  22. Update on Third Pilot Site • Chesapeake’s judges desired to change the pilot program to require offenders to waive their right to counsel in order to participate • Modifying the pilot program in this way raised concern • § 19.2-303.5 allows parties to object to the expedited hearing, in which case the matter proceeds to a full show cause hearing • HOPE evaluation found that defense counsel was an important part of the program’s effectiveness • Evaluation would likely become more challenging if one pilot site were operating differently than the others in regards to a key aspect of the program

  23. Update on Third Pilot Site • Due to those circumstances, a pilot program did not proceed in Chesapeake • Discussions were held with the Secretary of Public Safety’s Office and DOC administration regarding options for another site • Arlington was identified as a potential site • Judge Newman has agreed to convene the stakeholders on June 19

  24. Program-Related Issues Identified at the March Meeting • Number of eligible offenders appears to be less than expected • Offenders being supervised in the pilot sites who are under the jurisdiction of another court are not eligible • Offenders with current or prior violent felonies were not eligible • Probationers were not being referred to the Immediate Sanction Probation Officer to be considered for the program at the rate that was anticipated

  25. Program-Related Issues Identified at the March Meeting Henrico Program Participants (as of March 14) 5 Program Violations (as of March 14) 1 Lynchburg Program Participants (as of March 14) 6 Program Violations (as of March 14) 5

  26. Follow-up on Program-Related Issues • Eligibility criteria has been expanded to allow offenders with a prior conviction for an offense listed in § 17.1-805 to be considered for the program • On April 26, 2013, Commission staff accompanied DOC’s Deputy Director and a Regional Operations Chief to Henrico and Lynchburg to meet with all Probation Officers in each district • Presented information about the HOPE model and Virginia’s pilot program and answered questions • Second meeting was held for officers who could not attend the April 26 meeting
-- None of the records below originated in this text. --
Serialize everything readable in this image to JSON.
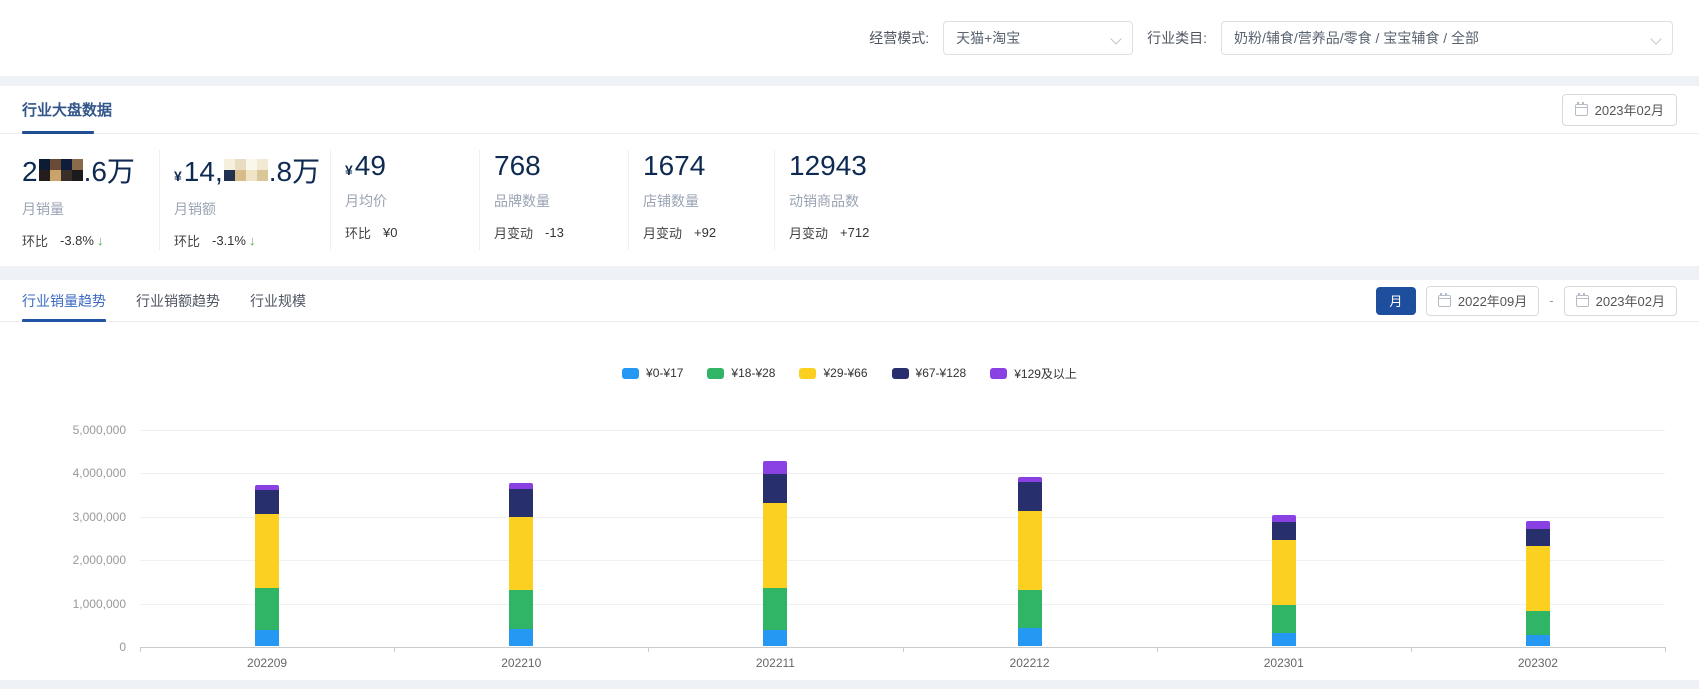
{
  "filters": {
    "mode_label": "经营模式:",
    "mode_value": "天猫+淘宝",
    "category_label": "行业类目:",
    "category_value": "奶粉/辅食/营养品/零食 / 宝宝辅食 / 全部"
  },
  "overview": {
    "title": "行业大盘数据",
    "date_picker": "2023年02月",
    "stats": [
      {
        "currency": "",
        "value_prefix": "2",
        "redacted": "dark",
        "value_suffix": ".6万",
        "label": "月销量",
        "sub_key": "环比",
        "sub_value": "-3.8%",
        "arrow": "down"
      },
      {
        "currency": "¥",
        "value_prefix": "14,",
        "redacted": "light",
        "value_suffix": ".8万",
        "label": "月销额",
        "sub_key": "环比",
        "sub_value": "-3.1%",
        "arrow": "down"
      },
      {
        "currency": "¥",
        "value_prefix": "49",
        "redacted": "",
        "value_suffix": "",
        "label": "月均价",
        "sub_key": "环比",
        "sub_value": "¥0",
        "arrow": ""
      },
      {
        "currency": "",
        "value_prefix": "768",
        "redacted": "",
        "value_suffix": "",
        "label": "品牌数量",
        "sub_key": "月变动",
        "sub_value": "-13",
        "arrow": ""
      },
      {
        "currency": "",
        "value_prefix": "1674",
        "redacted": "",
        "value_suffix": "",
        "label": "店铺数量",
        "sub_key": "月变动",
        "sub_value": "+92",
        "arrow": ""
      },
      {
        "currency": "",
        "value_prefix": "12943",
        "redacted": "",
        "value_suffix": "",
        "label": "动销商品数",
        "sub_key": "月变动",
        "sub_value": "+712",
        "arrow": ""
      }
    ]
  },
  "trend_section": {
    "tabs": [
      {
        "label": "行业销量趋势",
        "active": true
      },
      {
        "label": "行业销额趋势",
        "active": false
      },
      {
        "label": "行业规模",
        "active": false
      }
    ],
    "period_button": "月",
    "date_from": "2022年09月",
    "date_separator": "-",
    "date_to": "2023年02月"
  },
  "chart_data": {
    "type": "bar",
    "stacked": true,
    "title": "",
    "xlabel": "",
    "ylabel": "",
    "categories": [
      "202209",
      "202210",
      "202211",
      "202212",
      "202301",
      "202302"
    ],
    "series": [
      {
        "name": "¥0-¥17",
        "color": "#2498f3",
        "values": [
          380000,
          390000,
          370000,
          420000,
          300000,
          260000
        ]
      },
      {
        "name": "¥18-¥28",
        "color": "#30b566",
        "values": [
          960000,
          890000,
          960000,
          880000,
          650000,
          540000
        ]
      },
      {
        "name": "¥29-¥66",
        "color": "#fcd020",
        "values": [
          1700000,
          1690000,
          1960000,
          1800000,
          1500000,
          1500000
        ]
      },
      {
        "name": "¥67-¥128",
        "color": "#272f6d",
        "values": [
          550000,
          650000,
          670000,
          680000,
          400000,
          400000
        ]
      },
      {
        "name": "¥129及以上",
        "color": "#8a41e3",
        "values": [
          120000,
          130000,
          310000,
          120000,
          170000,
          180000
        ]
      }
    ],
    "ylim": [
      0,
      5000000
    ],
    "y_tick_labels": [
      "0",
      "1,000,000",
      "2,000,000",
      "3,000,000",
      "4,000,000",
      "5,000,000"
    ],
    "grid": true,
    "legend_position": "top-center"
  },
  "colors": {
    "accent_blue": "#1d4f9e",
    "title_blue": "#33568a",
    "stat_number": "#0e2a52",
    "positive_arrow_green": "#4cb050"
  }
}
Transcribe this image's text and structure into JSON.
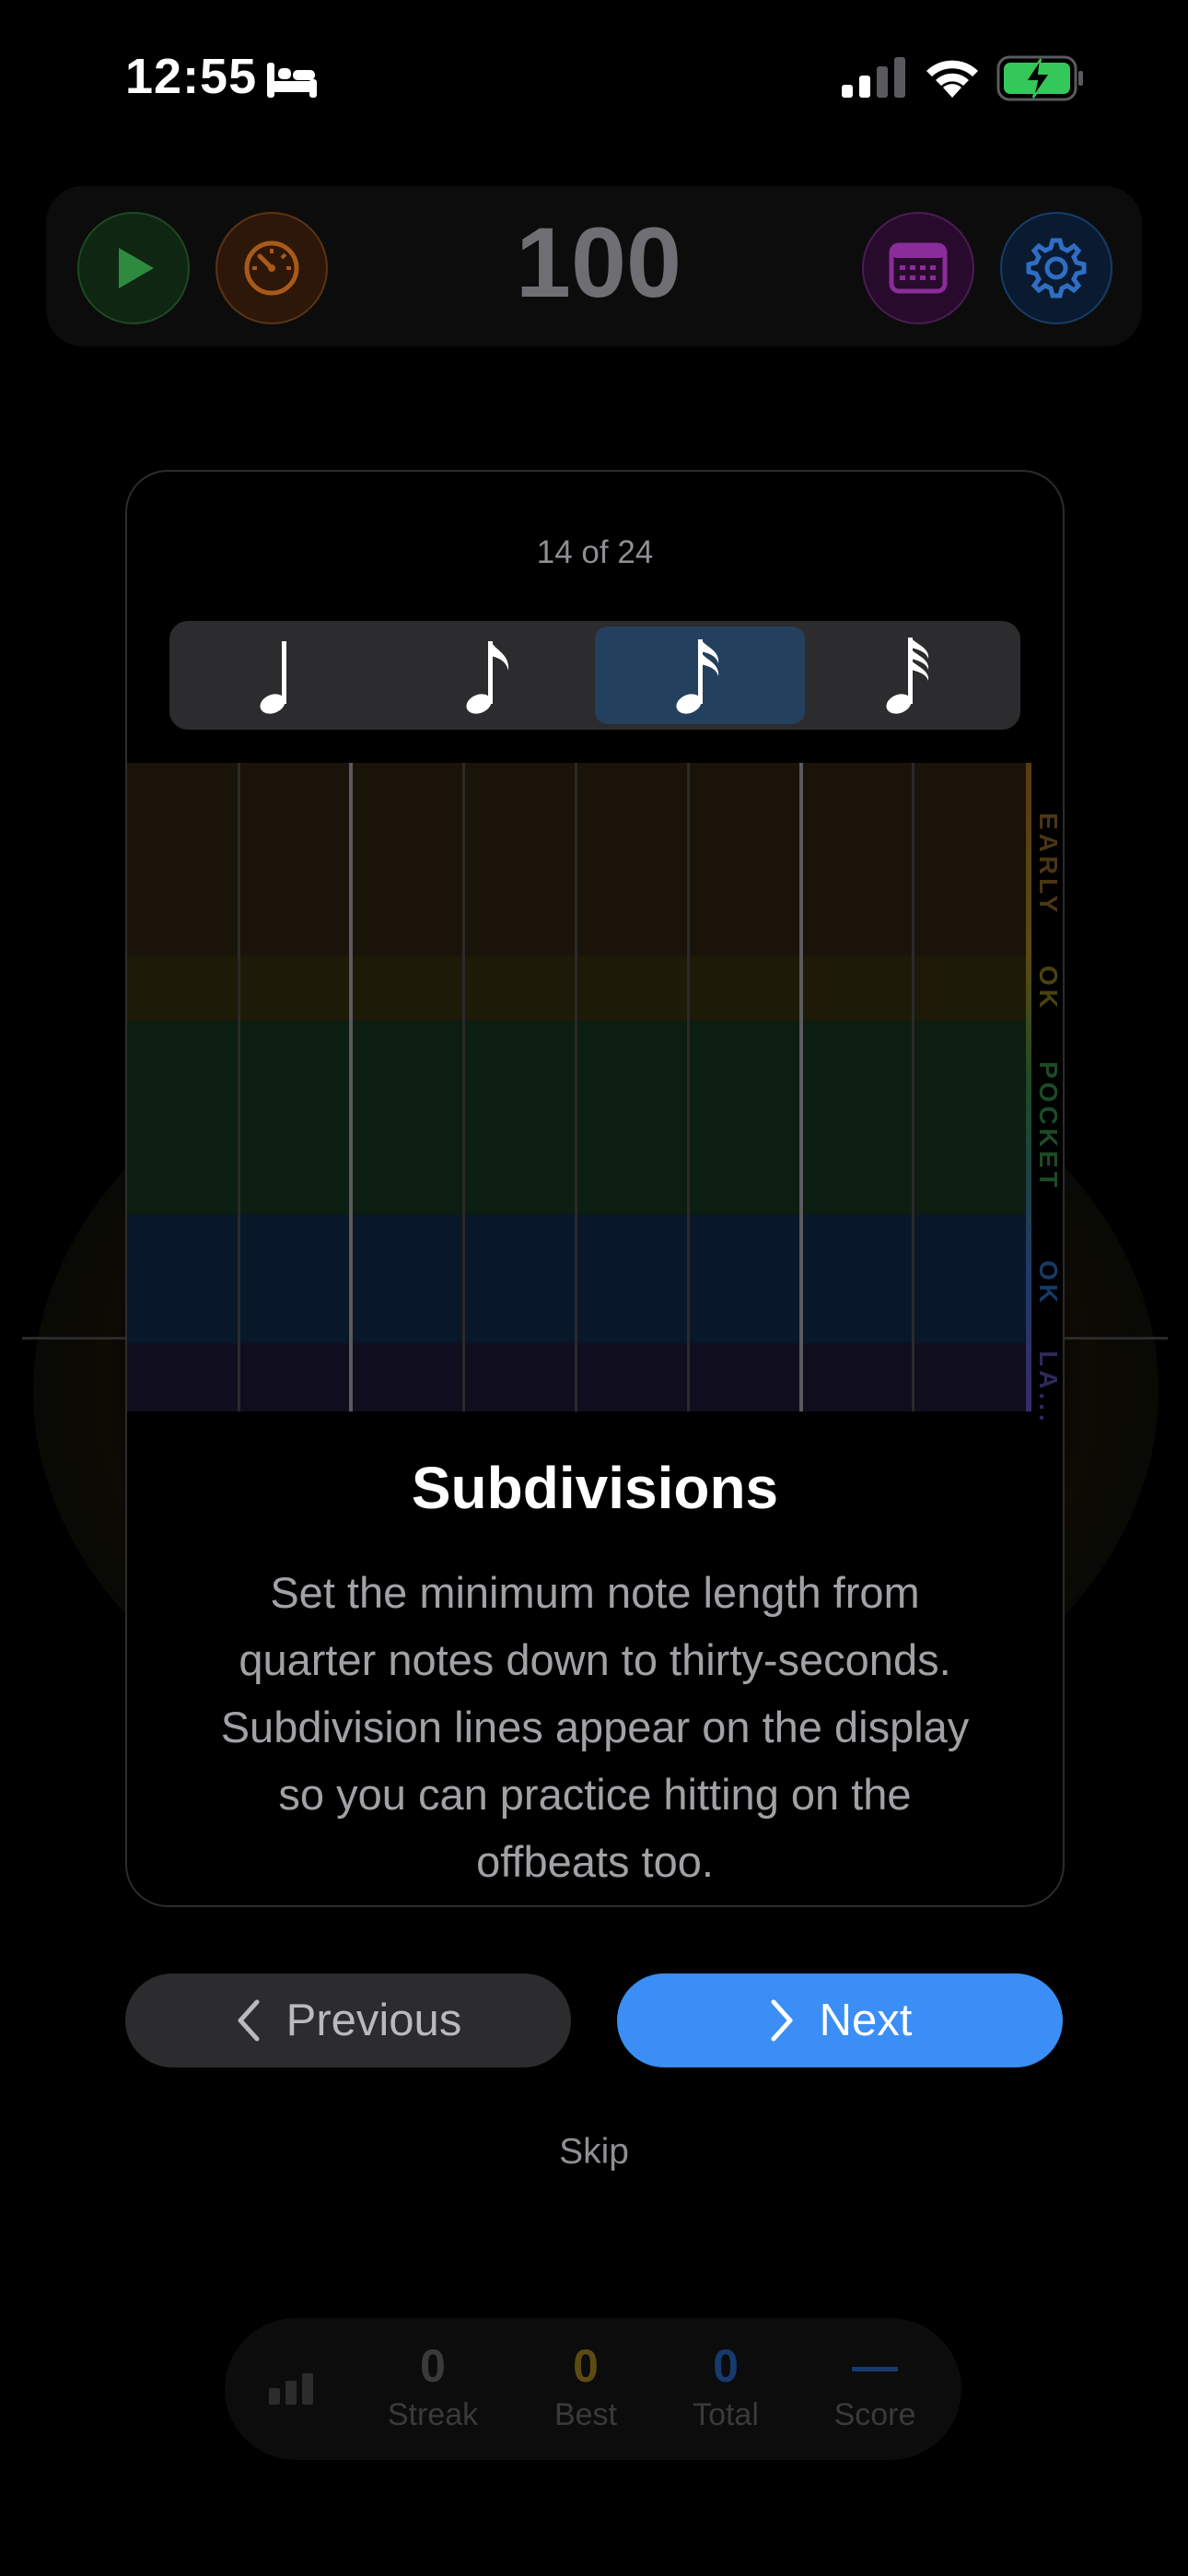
{
  "status_bar": {
    "time": "12:55"
  },
  "toolbar": {
    "bpm": "100"
  },
  "tutorial": {
    "step_counter": "14 of 24",
    "subdivisions": [
      {
        "name": "quarter-note",
        "selected": false
      },
      {
        "name": "eighth-note",
        "selected": false
      },
      {
        "name": "sixteenth-note",
        "selected": true
      },
      {
        "name": "thirty-second-note",
        "selected": false
      }
    ],
    "zones": {
      "early": "EARLY",
      "ok_top": "OK",
      "pocket": "POCKET",
      "ok_bottom": "OK",
      "late": "LA..."
    },
    "title": "Subdivisions",
    "description": "Set the minimum note length from quarter notes down to thirty-seconds. Subdivision lines appear on the display so you can practice hitting on the offbeats too.",
    "previous_label": "Previous",
    "next_label": "Next",
    "skip_label": "Skip"
  },
  "stats": [
    {
      "value": "0",
      "label": "Streak",
      "color": "#3a3a3c"
    },
    {
      "value": "0",
      "label": "Best",
      "color": "#5c4b12"
    },
    {
      "value": "0",
      "label": "Total",
      "color": "#163a6e"
    },
    {
      "value": "—",
      "label": "Score",
      "color": "#163a6e"
    }
  ],
  "colors": {
    "accent": "#3a8ef6",
    "selected_segment": "#24405f",
    "early_band": "#1a1309",
    "ok_band": "#1d1a07",
    "pocket_band": "#0c1d12",
    "ok_blue_band": "#08172a",
    "late_band": "#100d1e"
  }
}
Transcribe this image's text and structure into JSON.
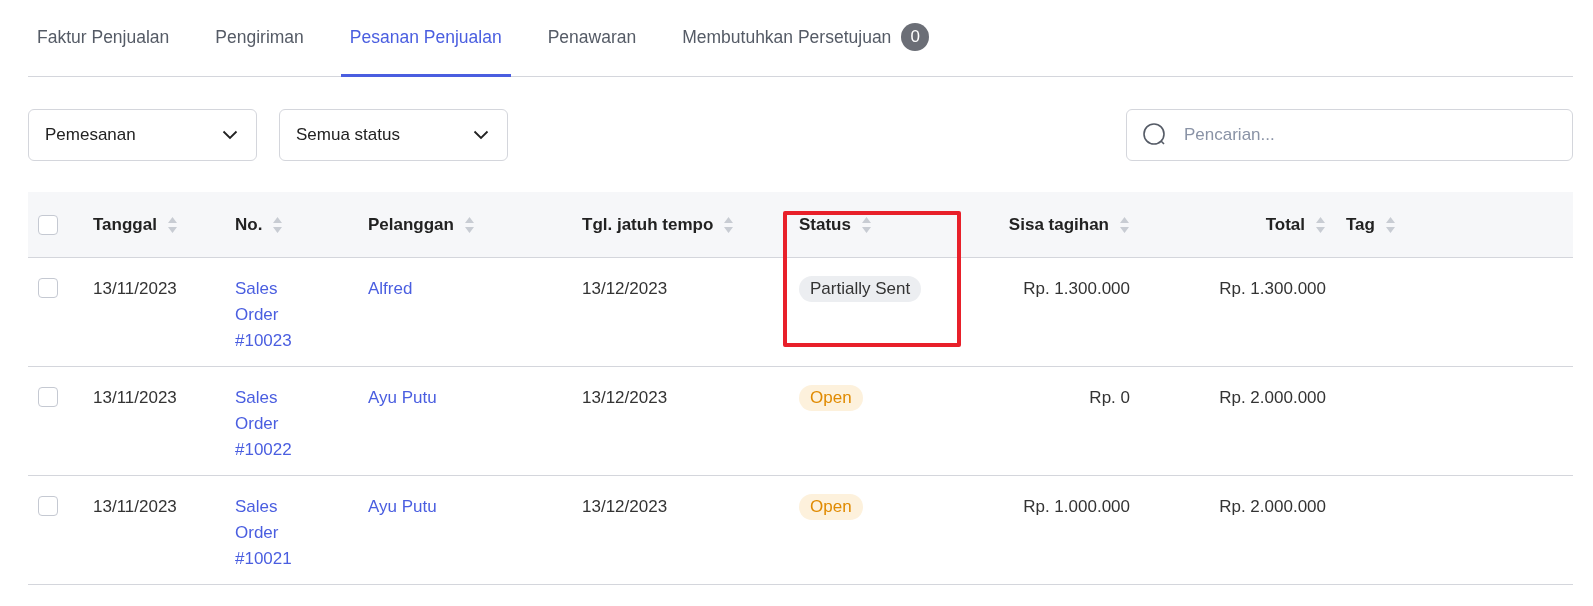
{
  "tabs": [
    {
      "label": "Faktur Penjualan",
      "selected": false
    },
    {
      "label": "Pengiriman",
      "selected": false
    },
    {
      "label": "Pesanan Penjualan",
      "selected": true
    },
    {
      "label": "Penawaran",
      "selected": false
    },
    {
      "label": "Membutuhkan Persetujuan",
      "selected": false,
      "count": "0"
    }
  ],
  "filters": [
    {
      "value": "Pemesanan"
    },
    {
      "value": "Semua status"
    }
  ],
  "search": {
    "placeholder": "Pencarian..."
  },
  "table": {
    "select_all": {
      "checked": false
    },
    "columns": [
      {
        "label": "Tanggal",
        "highlighted": false
      },
      {
        "label": "No.",
        "highlighted": false
      },
      {
        "label": "Pelanggan",
        "highlighted": false
      },
      {
        "label": "Tgl. jatuh tempo",
        "highlighted": false
      },
      {
        "label": "Status",
        "highlighted": true
      },
      {
        "label": "Sisa tagihan",
        "highlighted": false
      },
      {
        "label": "Total",
        "highlighted": false
      },
      {
        "label": "Tag",
        "highlighted": false
      }
    ],
    "rows": [
      {
        "checked": false,
        "date": "13/11/2023",
        "number": "Sales Order #10023",
        "customer": "Alfred",
        "due": "13/12/2023",
        "status": {
          "label": "Partially Sent",
          "kind": "partial"
        },
        "remaining": "Rp. 1.300.000",
        "total": "Rp. 1.300.000"
      },
      {
        "checked": false,
        "date": "13/11/2023",
        "number": "Sales Order #10022",
        "customer": "Ayu Putu",
        "due": "13/12/2023",
        "status": {
          "label": "Open",
          "kind": "open"
        },
        "remaining": "Rp. 0",
        "total": "Rp. 2.000.000"
      },
      {
        "checked": false,
        "date": "13/11/2023",
        "number": "Sales Order #10021",
        "customer": "Ayu Putu",
        "due": "13/12/2023",
        "status": {
          "label": "Open",
          "kind": "open"
        },
        "remaining": "Rp. 1.000.000",
        "total": "Rp. 2.000.000"
      }
    ]
  }
}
  27. Follow-up on Program-Related Issues • Commission staff participate in weekly conference calls with each Probation District to discuss potential candidates for the program • Calls also provide opportunity to address questions from Probation staff and receive feedback on the program from Probation Officers

  28. Program-Related Issues Identified at the March Meeting • Some PB-15s had not been executed as quickly as desired • This resulted in delays in getting offenders in front of the judge to be considered for placement in the program • More importantly, participants who violate must be arrested as quickly as possible so that sanctions can be imposed swiftly and the impact of the sanction on the offender can be maximized

  29. Follow-up on Program-Related Issues • Issue was discussed at stakeholder meetings in March • Delays in executing PB-15s appear to have been resolved

  30. Recent Activity in Henrico & Lynchburg

  31. Recent Activity in Henrico & Lynchburg Measures of Swiftness Note: Excludes revocations that occurred after a participant’s removal from the program.

  32. Recent Activity in Henrico & Lynchburg Measures of Certainty and Sanctions Imposed * Represents 1 case Note: Sentence length is in addition to time served awaiting hearing. Excludes revocations that occurred after a participant’s removal from the program.

  33. Recent Activity in Henrico & Lynchburg Number of Violations for Participants * N=33 * One participant was removed after 3 violations.